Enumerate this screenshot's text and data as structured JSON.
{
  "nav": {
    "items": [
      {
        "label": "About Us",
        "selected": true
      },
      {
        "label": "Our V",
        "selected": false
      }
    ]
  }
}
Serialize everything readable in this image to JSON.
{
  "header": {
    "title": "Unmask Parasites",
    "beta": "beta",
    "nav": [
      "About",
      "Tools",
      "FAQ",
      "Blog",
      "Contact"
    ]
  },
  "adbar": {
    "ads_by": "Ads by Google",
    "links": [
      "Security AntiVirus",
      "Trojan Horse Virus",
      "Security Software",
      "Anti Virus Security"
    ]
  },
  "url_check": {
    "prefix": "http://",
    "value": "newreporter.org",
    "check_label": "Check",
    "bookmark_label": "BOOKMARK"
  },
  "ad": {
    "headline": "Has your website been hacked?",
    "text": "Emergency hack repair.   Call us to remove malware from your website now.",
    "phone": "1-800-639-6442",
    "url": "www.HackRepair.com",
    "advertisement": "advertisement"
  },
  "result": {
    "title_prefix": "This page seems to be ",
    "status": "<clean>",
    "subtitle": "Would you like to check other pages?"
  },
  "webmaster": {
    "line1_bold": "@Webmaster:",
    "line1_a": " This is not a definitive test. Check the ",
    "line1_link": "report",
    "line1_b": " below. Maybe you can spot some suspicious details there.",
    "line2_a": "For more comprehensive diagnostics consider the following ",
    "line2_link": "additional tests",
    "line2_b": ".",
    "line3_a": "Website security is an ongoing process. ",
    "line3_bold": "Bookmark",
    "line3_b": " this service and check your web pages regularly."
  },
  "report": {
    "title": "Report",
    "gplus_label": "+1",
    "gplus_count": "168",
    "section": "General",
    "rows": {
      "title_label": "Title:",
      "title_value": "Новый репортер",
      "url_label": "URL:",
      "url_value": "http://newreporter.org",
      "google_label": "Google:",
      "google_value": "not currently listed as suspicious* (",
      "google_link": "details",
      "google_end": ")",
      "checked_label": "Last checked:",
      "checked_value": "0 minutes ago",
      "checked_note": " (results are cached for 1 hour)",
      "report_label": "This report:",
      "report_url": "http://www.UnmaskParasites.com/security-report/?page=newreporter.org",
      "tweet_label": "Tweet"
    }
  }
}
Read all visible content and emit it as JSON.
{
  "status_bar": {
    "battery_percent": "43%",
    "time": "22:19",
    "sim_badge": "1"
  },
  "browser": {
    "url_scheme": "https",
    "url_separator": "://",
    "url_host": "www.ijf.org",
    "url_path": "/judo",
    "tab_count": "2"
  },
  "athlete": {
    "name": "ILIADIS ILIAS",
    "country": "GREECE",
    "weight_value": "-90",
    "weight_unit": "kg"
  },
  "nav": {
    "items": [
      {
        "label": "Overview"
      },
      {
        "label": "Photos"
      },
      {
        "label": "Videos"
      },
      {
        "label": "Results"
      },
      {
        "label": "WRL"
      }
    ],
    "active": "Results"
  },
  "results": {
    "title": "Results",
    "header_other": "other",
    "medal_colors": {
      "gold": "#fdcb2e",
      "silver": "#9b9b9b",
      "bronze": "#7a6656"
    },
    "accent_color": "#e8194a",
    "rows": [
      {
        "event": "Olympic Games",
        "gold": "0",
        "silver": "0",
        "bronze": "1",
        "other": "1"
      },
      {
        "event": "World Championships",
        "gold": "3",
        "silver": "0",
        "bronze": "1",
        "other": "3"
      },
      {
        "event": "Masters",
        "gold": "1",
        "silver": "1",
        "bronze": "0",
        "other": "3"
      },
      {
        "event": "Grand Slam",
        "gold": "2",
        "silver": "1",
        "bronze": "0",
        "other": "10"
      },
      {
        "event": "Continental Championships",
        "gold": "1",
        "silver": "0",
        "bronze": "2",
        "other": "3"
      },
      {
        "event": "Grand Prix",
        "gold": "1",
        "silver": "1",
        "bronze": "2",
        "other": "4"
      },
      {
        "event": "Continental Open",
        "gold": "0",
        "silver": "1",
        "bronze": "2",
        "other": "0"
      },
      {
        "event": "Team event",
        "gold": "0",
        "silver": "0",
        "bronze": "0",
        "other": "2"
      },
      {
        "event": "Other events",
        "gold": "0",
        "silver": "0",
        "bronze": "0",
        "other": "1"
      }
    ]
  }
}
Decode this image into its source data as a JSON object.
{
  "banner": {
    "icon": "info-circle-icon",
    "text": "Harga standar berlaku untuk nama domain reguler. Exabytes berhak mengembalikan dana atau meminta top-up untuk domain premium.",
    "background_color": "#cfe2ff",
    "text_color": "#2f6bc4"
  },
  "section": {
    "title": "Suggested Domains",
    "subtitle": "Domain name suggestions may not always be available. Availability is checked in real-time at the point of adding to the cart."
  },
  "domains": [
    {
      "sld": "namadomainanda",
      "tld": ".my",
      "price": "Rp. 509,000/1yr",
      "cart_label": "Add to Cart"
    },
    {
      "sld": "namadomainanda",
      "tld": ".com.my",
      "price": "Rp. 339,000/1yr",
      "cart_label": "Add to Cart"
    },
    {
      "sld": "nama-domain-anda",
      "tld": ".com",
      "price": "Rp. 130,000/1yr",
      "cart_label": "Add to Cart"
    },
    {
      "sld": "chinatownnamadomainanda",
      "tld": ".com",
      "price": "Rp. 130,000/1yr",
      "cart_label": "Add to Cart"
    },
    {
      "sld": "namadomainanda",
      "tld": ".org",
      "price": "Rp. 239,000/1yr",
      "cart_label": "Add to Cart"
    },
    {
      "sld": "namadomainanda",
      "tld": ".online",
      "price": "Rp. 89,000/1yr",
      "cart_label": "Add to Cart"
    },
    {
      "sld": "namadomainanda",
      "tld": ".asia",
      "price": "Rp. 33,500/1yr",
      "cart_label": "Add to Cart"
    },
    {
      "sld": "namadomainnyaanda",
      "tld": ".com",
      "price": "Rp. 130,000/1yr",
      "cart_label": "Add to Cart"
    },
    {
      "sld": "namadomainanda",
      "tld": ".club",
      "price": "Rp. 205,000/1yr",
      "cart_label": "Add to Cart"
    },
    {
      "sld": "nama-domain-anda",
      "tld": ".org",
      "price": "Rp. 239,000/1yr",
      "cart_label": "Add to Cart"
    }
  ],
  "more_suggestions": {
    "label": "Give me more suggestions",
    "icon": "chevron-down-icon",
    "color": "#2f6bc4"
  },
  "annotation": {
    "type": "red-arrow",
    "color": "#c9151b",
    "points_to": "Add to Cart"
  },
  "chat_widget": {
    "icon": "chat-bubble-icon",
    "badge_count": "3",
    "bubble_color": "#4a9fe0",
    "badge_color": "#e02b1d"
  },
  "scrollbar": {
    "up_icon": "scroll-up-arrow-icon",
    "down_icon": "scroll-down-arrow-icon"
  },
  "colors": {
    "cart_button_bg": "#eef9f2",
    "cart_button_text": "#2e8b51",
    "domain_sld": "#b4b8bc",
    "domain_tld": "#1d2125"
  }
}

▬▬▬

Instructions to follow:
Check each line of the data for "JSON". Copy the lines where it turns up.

Task result:
Enumerate this screenshot's text and data as structured JSON.
Serialize everything readable in this image to JSON.
Read all visible content and emit it as JSON.
Decode this image into its source data as a JSON object.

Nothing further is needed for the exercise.